* [DIRECTIONS] A complete answer retypes each of the records below precisely and includes none of the pictures.

* [AVAILABLE DATA]
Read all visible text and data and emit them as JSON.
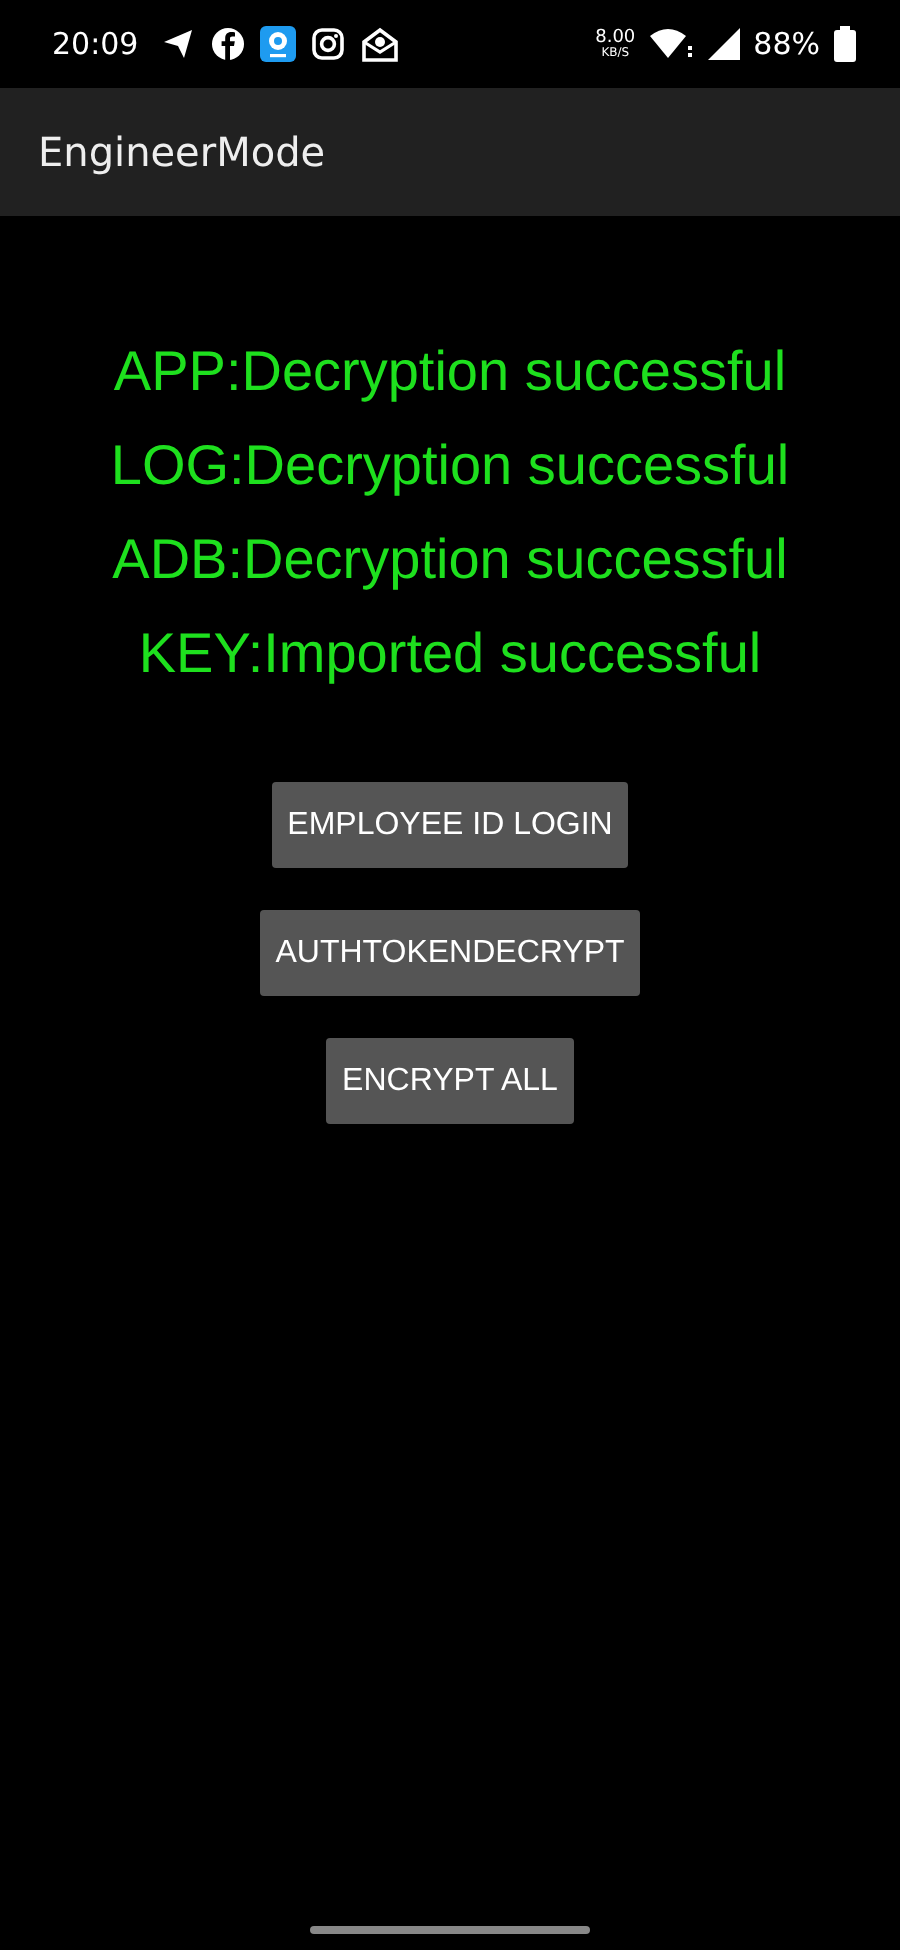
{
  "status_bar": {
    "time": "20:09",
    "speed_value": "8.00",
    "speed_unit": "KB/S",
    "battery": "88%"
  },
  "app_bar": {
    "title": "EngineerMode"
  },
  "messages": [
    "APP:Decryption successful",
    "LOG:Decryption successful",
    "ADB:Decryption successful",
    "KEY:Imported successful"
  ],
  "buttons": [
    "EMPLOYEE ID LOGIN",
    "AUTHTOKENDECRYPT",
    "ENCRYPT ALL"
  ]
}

* [ANSWER TO THIS EXERCISE]
Read all visible text and data and emit them as JSON.
{
  "status_bar": {
    "time": "20:09",
    "speed_value": "8.00",
    "speed_unit": "KB/S",
    "battery": "88%"
  },
  "app_bar": {
    "title": "EngineerMode"
  },
  "messages": [
    "APP:Decryption successful",
    "LOG:Decryption successful",
    "ADB:Decryption successful",
    "KEY:Imported successful"
  ],
  "buttons": [
    "EMPLOYEE ID LOGIN",
    "AUTHTOKENDECRYPT",
    "ENCRYPT ALL"
  ]
}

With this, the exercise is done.